The tree peony cultivar ‘High Noon’ was developed by Professor Arthur P. Saunders (1869 – 1953) in 1952 and is depicted as a columnar-shaped American hybrid with a large cup shaped semi-double, clear lemon-yellow flower set off by small raspberry red flares that bloom in late spring or early summer. The flowers are described to “have great beauty and refinement.” Saunders is known as the father of the modern hybrid peony and a leader of the American Peony Society. ‘High Noon’ was awarded the American Peony Society Gold Medal in 1989. “Any number of early peony growers made species crosses, some of which afforded glimpses of things to come, but it was not until Saunders’ landmark work that the bewildering number of breeding possibilities inherent in the peony were recognized.”

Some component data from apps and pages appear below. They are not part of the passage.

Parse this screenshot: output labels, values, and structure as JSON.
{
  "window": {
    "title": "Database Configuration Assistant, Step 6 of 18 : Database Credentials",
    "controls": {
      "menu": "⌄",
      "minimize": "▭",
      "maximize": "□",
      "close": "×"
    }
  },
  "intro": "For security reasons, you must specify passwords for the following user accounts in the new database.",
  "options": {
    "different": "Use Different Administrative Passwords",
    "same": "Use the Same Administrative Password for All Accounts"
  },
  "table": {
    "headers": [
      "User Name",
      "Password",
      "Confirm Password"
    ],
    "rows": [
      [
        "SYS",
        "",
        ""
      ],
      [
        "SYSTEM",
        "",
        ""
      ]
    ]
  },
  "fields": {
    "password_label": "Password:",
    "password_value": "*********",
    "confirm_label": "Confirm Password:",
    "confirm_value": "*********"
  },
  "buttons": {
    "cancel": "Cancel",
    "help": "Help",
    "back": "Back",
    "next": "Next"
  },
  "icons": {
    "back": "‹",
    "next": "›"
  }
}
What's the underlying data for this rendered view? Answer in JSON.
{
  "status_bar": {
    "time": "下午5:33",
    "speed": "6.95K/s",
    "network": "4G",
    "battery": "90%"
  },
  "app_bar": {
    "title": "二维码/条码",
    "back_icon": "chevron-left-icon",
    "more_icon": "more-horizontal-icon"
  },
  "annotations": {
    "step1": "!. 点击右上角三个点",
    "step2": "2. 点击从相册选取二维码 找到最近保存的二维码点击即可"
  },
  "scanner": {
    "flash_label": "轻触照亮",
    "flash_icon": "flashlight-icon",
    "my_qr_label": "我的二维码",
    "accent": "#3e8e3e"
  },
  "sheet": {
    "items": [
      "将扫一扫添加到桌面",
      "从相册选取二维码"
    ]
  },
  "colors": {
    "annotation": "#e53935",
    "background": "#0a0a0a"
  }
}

Tree peonies grow best in morning sun with some afternoon shade. Five to six hours of light is sufficient. Plant in well-drained, friable soil in a protected location where winter snow is probable. If the soil fertility is poor it can upgraded with compost and leafmold. The planting hole should be 15 inches deep and 30 inches wide. Avoid a location where extreme heat, wet soil, and hot afternoon sun will be a problem. With our unpredictable winters, tree peonies should be protected with a structure built around them in the fall and filled with leaves for good winter protection. The ground around the plant should also be covered with mulch.